Doctors in Canada, as well as, in the United States are reportedly being forced to act against their conscience for being mandated by a law to "kill-or-refer" disabled and mentally-ill patients, among others.
The National Right To Life (NRTL) said that doctors in Canada are being required to "kill-or-refer" patients for euthanasia including those who have dementia or mentally-ill and those who have disabilities.
"The euthanasia legalization law in Ontario, Canada similarly requires doctors to kill-or-refer patients who are legally qualified for euthanasia-which includes people with disabilities and soon will encompass the mentally ill and dementia patients," NRTL tweeted on Tuesday, October 26.
According to NRTL's News Today, the anti-conscience mandates in various countries are forcing medical professionals to violate their deepest-held beliefs.
"Coercion is becoming ubiquitous in medicine. Doctors, nurses, and pharmacists who oppose morally contentions medical procedures are increasingly being forced to choose between remaining in their professions and violating their deepest-held religious beliefs," the NRTL News Today stressed.
One such mandate is the "Voluntary Assisted Dying Bill of 2021" that Australia's Queensland past recently. The Voluntary Assisted Dying Bill of 2021 legally empowers doctors to execute the wish of a patient to die, even though it is against the said doctor's conscience--either to conduct the request personally or to find another doctor who will do so for the patient. A similar law is said to be in place in Canada.
"The law authorizes doctors to kill terminally ill patients who ask to die. That's bad enough. But it also requires conscientious objectors to become complicit in homicide by finding another doctor known to be willing to kill," NRTL explained.
"The euthanasia legalization law in Ontario, Canada similarly requires doctors to kill-or-refer patients who are legally qualified for euthanasia-which includes people with disabilities and soon will encompass the mentally ill and dementia patients," the organization added.
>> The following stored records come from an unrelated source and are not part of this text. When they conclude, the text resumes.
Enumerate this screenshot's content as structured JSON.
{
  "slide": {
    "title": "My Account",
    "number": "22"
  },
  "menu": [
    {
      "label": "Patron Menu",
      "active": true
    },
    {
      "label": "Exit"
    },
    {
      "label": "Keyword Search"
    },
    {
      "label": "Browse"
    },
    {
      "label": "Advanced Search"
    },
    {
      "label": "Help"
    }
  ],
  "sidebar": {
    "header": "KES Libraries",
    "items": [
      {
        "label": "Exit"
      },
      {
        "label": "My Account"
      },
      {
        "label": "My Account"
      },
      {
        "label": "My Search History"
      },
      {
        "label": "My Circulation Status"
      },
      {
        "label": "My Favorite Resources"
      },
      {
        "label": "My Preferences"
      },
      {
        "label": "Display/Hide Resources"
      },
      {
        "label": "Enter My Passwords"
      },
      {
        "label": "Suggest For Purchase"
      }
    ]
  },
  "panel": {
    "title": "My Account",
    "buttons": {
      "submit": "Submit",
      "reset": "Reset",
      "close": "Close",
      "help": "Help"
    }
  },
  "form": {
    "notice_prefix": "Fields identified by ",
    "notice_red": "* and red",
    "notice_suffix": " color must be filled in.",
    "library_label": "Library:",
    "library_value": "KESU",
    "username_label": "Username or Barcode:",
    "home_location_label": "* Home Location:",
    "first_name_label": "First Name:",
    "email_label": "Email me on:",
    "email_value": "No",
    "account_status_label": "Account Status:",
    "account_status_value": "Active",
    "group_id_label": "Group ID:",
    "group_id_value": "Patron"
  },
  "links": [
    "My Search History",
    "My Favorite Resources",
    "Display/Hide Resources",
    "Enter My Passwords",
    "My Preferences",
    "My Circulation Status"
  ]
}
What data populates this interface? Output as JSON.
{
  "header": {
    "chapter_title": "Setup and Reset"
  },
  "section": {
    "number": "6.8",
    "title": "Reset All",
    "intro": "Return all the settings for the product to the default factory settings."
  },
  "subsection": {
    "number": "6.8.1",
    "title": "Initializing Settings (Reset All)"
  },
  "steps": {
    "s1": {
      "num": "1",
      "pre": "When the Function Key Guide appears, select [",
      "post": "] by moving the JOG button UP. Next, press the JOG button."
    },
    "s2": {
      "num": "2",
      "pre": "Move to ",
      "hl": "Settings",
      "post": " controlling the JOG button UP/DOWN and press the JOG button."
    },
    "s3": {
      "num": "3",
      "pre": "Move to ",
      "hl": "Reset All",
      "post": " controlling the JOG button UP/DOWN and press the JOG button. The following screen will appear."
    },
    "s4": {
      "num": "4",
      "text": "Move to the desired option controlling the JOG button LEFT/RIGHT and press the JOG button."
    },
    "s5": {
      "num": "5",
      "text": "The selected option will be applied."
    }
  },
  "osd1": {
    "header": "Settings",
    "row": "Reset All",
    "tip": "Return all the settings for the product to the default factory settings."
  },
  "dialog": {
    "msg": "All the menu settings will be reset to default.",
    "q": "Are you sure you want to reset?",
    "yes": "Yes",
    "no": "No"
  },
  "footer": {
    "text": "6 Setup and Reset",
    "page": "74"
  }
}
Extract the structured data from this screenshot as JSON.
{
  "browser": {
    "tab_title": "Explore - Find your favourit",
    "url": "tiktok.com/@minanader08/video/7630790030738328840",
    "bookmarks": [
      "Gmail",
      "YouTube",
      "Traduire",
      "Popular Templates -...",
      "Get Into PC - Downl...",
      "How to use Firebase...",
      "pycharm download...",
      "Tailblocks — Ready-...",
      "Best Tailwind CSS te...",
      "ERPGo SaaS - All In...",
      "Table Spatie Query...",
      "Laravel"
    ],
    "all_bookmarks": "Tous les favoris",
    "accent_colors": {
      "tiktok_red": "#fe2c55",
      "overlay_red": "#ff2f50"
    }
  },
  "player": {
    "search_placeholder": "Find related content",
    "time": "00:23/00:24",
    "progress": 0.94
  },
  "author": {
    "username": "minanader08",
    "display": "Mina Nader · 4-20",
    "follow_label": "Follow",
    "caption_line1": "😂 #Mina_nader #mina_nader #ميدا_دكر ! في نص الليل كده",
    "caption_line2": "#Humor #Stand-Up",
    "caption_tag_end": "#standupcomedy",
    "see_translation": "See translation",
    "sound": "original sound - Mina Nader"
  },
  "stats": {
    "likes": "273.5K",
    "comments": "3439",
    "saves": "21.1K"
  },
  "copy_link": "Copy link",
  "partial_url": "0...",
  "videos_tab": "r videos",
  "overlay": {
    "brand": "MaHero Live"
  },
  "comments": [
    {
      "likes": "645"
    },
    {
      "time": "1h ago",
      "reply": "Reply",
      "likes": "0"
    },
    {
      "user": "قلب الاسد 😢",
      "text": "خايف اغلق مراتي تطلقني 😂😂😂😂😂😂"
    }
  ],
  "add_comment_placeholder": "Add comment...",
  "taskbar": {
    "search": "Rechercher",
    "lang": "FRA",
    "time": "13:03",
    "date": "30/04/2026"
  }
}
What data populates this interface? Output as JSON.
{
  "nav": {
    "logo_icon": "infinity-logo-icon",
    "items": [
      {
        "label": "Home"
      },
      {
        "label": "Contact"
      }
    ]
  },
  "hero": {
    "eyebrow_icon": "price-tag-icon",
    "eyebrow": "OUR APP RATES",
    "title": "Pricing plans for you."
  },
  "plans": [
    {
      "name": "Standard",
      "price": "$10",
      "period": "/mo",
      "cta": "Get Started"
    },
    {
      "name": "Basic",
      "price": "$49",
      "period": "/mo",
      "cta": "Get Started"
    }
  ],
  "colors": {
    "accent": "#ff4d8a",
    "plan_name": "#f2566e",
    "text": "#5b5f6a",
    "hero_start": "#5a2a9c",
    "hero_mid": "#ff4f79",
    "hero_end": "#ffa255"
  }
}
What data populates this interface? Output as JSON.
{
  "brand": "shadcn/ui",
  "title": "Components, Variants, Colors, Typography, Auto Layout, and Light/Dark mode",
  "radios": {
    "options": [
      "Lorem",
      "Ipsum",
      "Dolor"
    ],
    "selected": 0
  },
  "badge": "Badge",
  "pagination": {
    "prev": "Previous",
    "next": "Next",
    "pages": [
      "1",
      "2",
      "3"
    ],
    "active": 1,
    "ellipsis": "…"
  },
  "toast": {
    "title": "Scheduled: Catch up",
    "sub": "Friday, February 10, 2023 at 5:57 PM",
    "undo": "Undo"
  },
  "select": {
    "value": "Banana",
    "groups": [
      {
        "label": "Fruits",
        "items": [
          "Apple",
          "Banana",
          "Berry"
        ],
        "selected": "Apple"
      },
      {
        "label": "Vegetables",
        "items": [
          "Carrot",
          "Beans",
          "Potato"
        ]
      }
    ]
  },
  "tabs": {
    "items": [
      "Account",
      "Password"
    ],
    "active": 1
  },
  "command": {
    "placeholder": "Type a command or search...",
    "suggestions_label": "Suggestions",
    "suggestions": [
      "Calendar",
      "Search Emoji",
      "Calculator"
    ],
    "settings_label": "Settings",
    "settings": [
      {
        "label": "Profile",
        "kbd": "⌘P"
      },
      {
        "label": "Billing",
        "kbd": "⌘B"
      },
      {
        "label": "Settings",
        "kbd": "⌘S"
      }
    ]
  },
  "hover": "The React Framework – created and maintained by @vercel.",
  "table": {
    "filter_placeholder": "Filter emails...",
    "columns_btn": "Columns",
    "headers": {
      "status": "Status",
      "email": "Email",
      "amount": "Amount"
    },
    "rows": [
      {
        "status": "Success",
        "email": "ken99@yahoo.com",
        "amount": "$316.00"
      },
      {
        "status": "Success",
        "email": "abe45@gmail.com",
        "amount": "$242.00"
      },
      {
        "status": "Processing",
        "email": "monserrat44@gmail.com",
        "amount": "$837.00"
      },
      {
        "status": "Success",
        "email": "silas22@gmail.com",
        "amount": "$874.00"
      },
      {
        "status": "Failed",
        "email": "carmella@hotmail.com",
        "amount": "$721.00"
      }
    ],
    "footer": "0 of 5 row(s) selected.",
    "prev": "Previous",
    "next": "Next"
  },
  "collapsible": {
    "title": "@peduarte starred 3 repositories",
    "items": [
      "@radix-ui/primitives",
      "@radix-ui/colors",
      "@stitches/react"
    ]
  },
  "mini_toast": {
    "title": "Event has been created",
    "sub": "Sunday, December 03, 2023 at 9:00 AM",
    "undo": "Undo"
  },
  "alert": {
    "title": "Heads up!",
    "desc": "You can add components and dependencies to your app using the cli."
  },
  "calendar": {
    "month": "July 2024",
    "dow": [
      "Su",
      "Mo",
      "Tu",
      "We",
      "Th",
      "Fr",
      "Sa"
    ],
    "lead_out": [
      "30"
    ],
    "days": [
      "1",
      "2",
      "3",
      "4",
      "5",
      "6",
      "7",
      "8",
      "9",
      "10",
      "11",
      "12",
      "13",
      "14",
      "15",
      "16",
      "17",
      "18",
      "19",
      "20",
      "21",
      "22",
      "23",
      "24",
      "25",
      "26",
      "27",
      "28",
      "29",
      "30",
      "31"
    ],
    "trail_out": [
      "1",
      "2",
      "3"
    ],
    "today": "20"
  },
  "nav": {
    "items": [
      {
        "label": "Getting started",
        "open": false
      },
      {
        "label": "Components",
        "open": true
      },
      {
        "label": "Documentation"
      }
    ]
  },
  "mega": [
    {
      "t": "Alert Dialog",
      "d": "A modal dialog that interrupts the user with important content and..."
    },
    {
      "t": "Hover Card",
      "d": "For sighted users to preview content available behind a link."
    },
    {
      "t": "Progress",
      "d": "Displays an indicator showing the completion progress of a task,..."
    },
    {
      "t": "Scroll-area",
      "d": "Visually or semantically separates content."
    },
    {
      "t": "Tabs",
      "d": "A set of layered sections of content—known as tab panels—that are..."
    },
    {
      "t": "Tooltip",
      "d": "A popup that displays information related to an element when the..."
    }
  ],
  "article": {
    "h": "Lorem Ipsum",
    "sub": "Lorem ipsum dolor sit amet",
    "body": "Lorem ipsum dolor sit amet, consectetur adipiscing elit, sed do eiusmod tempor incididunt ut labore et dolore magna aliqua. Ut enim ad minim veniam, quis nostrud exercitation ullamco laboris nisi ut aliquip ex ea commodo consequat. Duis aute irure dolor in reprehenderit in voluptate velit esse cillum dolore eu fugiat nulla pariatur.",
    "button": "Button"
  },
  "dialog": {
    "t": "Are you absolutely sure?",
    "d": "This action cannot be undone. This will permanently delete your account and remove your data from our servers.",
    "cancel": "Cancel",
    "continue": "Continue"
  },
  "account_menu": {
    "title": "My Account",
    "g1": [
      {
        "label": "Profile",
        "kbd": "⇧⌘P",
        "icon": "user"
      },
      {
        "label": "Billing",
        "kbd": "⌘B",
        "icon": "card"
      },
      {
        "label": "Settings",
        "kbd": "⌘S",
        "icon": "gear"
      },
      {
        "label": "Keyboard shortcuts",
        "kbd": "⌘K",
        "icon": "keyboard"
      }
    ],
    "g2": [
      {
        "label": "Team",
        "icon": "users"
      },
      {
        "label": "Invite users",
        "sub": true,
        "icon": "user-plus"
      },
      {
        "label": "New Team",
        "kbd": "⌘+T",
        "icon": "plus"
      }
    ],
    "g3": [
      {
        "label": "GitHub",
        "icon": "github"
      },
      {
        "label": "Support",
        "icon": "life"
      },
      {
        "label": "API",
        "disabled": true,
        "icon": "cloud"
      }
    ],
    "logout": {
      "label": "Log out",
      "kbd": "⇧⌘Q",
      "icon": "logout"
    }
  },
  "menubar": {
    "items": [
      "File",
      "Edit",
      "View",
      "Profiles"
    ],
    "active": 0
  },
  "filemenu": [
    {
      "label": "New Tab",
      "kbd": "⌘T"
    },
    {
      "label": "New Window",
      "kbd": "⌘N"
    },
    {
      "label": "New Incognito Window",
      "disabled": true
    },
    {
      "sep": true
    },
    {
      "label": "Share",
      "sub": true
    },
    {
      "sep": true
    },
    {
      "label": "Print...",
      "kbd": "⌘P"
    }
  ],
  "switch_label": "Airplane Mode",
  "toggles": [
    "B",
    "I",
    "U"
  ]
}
The said Canadian law disregards the medical professionals' constitutional rights to "freedom of religion and conscience" and gives more importance on the patient's access to "legal medical treatments" rights. A particular case on the said law involved a Catholic and his companion doctors who oppose the law filed a lawsuit on it as petition for exemption. The judge, however, ruled that the doctors "can get out of medicine" if they "don't like" the said law.
In the United States, a similar mandate is the Do Not Harm Act that opposes the Religious Freedom Restoration Act on the grounds of anti-discrimination that discredits the exemption "if the exemption would impose the religious views, habits, or practices of one party upon another."
NRTL News Writer Wesley Smith raised that governments resort to the "coercion" of medical professionals who object to such "controversial procedures" due to three reasons. Namely, to push "progressive ideology" in bioethics, to "silence" the "moral message," and to "obliterate medical science."
"First, stifling medical conscience would be a triumph for secular progressive ideology that predominates in bioethics and among the medical intelligentsia. Second, compelling doctors' participation in contentious procedures would silence the moral message communicated when a doctor or nurse says, 'No, I won't do this. It is wrong.' Third, obliterating medical conscience would allow political progressives to remove one of the few remaining cultural obstacles to their societal dominance," Smith pointed out.
Smith also raised that this coercion is "authoritarian" and "un-American" and, if it persists, the "anti-medical conscience" will succeed to the detriment of everyone.